### [Your objective]
Wherever a line in the records below contains "bestItem", copy that line.

(Web page and app entries)
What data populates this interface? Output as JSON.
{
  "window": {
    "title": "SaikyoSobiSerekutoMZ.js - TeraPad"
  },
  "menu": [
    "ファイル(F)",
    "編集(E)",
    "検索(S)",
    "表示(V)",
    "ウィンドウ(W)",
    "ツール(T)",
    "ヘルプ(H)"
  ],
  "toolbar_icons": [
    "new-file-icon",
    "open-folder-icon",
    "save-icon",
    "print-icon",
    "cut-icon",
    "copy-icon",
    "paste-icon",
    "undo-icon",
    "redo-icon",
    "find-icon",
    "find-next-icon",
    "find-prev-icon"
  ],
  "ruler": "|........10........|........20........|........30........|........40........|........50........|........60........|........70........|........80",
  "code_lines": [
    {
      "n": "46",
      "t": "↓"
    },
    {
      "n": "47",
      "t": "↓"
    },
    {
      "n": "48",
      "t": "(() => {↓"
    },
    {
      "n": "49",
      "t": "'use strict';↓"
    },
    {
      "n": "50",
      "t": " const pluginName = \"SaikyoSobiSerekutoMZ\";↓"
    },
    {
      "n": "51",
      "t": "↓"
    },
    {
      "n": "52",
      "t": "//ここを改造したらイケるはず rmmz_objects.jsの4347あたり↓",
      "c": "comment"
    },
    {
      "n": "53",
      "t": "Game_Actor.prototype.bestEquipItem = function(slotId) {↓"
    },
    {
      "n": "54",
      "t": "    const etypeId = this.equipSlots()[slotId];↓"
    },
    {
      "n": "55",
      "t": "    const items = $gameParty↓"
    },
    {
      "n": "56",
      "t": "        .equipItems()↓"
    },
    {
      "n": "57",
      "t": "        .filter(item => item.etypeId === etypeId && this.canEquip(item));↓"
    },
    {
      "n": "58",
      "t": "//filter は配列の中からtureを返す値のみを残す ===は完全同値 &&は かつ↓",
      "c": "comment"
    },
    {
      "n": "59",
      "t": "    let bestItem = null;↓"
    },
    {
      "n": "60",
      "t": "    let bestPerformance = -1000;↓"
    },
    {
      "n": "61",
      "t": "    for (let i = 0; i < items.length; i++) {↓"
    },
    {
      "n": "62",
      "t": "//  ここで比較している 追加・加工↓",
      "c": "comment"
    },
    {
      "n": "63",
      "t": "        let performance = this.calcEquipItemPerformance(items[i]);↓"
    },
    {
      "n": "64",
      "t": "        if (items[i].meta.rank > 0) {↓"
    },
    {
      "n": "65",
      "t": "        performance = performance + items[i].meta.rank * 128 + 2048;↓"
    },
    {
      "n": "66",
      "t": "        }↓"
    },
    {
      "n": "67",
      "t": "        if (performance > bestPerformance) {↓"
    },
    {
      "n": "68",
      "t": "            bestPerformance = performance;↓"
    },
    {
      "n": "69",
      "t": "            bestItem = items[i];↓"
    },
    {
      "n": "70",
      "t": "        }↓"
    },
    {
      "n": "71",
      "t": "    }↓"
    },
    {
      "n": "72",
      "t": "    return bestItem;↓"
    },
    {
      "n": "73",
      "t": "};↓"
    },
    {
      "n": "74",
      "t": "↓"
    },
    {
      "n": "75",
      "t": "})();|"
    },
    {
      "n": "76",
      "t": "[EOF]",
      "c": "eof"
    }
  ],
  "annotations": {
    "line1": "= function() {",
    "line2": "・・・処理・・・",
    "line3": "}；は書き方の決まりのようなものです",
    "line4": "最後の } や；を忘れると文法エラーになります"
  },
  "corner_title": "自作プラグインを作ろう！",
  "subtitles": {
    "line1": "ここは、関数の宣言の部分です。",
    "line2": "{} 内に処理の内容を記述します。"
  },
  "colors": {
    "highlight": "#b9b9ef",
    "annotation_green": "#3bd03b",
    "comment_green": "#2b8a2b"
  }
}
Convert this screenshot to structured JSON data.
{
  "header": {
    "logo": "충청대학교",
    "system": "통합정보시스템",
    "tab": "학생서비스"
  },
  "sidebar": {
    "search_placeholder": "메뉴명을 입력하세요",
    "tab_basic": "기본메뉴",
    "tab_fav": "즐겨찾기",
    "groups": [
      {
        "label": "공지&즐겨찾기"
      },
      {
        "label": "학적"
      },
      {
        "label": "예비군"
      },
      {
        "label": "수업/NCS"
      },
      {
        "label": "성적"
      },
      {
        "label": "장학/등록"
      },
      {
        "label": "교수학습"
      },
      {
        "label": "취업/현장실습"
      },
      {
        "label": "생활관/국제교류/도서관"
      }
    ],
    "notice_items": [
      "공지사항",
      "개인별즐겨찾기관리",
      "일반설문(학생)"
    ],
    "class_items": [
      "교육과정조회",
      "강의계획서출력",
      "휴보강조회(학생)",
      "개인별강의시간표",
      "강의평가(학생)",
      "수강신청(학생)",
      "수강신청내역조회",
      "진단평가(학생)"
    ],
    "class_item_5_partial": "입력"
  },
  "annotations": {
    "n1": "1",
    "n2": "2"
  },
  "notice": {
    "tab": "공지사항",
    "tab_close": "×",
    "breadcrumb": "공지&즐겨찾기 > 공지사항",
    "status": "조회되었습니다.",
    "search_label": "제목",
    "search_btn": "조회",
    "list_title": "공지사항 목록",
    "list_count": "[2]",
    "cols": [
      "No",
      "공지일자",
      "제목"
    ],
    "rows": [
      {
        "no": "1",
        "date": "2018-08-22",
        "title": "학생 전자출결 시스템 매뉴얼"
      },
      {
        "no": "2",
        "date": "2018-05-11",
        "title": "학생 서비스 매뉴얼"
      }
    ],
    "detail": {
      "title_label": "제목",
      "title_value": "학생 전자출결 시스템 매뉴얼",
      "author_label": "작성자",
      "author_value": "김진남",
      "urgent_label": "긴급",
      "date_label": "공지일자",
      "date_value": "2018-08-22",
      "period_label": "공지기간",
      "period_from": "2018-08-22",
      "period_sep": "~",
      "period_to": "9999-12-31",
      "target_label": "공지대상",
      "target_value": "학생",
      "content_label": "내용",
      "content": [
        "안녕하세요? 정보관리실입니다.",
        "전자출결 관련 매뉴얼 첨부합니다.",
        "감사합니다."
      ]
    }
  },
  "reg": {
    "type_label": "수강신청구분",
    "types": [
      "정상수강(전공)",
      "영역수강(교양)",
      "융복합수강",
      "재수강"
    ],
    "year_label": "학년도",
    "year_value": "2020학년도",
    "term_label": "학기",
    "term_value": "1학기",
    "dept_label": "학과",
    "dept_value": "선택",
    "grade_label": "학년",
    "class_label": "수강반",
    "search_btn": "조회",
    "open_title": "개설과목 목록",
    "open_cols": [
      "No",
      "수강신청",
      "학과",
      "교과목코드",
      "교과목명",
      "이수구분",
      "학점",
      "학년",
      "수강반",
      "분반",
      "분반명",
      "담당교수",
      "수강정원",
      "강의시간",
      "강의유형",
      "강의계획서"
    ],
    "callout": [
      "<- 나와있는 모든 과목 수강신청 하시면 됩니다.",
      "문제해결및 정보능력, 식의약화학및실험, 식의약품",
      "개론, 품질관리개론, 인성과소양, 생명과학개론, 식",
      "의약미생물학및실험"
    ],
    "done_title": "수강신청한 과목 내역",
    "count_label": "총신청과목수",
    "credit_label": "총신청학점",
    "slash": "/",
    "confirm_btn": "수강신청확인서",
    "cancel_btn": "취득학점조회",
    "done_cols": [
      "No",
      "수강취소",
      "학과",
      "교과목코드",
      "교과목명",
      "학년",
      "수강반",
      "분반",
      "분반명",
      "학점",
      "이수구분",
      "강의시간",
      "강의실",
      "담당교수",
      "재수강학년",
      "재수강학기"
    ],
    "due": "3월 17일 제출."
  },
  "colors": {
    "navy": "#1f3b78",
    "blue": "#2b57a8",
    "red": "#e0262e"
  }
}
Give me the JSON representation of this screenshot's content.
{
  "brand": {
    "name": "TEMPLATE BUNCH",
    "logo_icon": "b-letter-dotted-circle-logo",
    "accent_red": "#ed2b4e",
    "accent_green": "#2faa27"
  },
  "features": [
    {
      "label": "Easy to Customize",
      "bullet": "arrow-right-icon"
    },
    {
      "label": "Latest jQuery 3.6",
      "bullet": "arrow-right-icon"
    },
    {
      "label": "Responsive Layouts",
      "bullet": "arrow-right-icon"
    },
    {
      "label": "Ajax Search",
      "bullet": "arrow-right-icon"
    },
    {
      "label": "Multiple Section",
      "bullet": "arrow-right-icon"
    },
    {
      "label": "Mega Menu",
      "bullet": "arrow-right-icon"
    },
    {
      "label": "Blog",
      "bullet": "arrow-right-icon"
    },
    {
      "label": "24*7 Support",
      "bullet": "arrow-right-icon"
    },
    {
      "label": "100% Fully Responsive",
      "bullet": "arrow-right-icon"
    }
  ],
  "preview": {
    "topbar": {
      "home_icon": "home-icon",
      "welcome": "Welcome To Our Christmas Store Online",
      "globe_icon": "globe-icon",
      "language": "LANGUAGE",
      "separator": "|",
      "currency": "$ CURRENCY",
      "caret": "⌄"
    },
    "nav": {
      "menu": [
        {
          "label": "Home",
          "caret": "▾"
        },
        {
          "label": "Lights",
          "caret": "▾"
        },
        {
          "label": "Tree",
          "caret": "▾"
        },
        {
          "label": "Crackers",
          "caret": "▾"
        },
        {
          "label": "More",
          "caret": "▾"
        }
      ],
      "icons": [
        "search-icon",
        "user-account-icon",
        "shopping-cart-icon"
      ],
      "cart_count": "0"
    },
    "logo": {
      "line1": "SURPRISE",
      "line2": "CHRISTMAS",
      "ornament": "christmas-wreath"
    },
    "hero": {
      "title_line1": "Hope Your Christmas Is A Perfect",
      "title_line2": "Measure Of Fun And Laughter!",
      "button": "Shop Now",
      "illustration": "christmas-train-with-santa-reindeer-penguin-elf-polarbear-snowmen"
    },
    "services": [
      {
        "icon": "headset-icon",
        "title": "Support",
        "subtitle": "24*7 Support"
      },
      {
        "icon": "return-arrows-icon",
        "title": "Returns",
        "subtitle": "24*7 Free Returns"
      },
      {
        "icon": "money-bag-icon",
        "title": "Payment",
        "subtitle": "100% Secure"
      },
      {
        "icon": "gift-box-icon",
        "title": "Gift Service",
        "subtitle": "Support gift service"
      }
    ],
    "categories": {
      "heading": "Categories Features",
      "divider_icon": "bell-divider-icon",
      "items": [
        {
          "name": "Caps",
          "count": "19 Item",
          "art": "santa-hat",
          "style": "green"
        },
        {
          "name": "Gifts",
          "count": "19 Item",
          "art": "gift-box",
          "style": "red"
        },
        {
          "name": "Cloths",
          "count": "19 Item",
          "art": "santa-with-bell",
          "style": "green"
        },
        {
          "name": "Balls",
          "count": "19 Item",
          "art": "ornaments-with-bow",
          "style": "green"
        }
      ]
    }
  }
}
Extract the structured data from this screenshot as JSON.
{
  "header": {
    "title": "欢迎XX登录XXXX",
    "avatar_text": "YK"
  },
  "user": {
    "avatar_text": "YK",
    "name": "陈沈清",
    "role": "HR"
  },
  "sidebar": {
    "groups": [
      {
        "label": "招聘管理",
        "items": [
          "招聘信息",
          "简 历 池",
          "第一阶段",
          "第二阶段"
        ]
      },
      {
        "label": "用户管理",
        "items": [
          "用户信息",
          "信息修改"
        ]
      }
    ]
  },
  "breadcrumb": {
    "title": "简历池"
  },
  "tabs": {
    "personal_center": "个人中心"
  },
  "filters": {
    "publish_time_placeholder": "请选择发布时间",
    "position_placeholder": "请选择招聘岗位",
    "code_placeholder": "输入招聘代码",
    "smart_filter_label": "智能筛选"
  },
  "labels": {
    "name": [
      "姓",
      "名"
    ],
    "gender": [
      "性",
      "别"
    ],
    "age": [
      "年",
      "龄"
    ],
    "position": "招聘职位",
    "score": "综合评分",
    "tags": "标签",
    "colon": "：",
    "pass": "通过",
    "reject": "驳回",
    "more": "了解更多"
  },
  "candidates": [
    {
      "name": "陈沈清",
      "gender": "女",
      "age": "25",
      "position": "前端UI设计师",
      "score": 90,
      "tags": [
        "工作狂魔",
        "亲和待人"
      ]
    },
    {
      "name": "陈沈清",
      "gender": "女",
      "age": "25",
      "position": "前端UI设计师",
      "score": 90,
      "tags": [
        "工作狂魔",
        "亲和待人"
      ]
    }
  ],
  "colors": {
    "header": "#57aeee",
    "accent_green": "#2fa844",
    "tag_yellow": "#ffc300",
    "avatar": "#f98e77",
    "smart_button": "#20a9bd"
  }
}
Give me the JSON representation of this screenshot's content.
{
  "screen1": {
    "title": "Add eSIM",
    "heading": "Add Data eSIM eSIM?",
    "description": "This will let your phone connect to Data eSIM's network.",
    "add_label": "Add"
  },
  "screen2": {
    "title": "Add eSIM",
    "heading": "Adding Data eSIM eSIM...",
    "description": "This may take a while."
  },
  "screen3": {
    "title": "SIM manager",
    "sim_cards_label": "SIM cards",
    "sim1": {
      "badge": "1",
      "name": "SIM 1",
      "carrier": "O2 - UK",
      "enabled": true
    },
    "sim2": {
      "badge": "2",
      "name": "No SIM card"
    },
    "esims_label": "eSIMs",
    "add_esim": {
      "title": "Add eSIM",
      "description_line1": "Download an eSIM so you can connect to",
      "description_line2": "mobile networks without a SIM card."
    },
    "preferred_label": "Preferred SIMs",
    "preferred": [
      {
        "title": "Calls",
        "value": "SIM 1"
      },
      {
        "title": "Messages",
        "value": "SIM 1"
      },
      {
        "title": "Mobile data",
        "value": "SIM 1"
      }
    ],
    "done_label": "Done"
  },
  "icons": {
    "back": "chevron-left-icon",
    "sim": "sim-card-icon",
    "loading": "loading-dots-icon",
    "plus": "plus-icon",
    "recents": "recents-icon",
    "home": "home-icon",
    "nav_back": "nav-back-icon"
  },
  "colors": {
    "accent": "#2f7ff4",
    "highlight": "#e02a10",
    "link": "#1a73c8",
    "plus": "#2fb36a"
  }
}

### [Solved problem]
      "t": "    let bestItem = null;↓"
      "t": "            bestItem = items[i];↓"
      "t": "    return bestItem;↓"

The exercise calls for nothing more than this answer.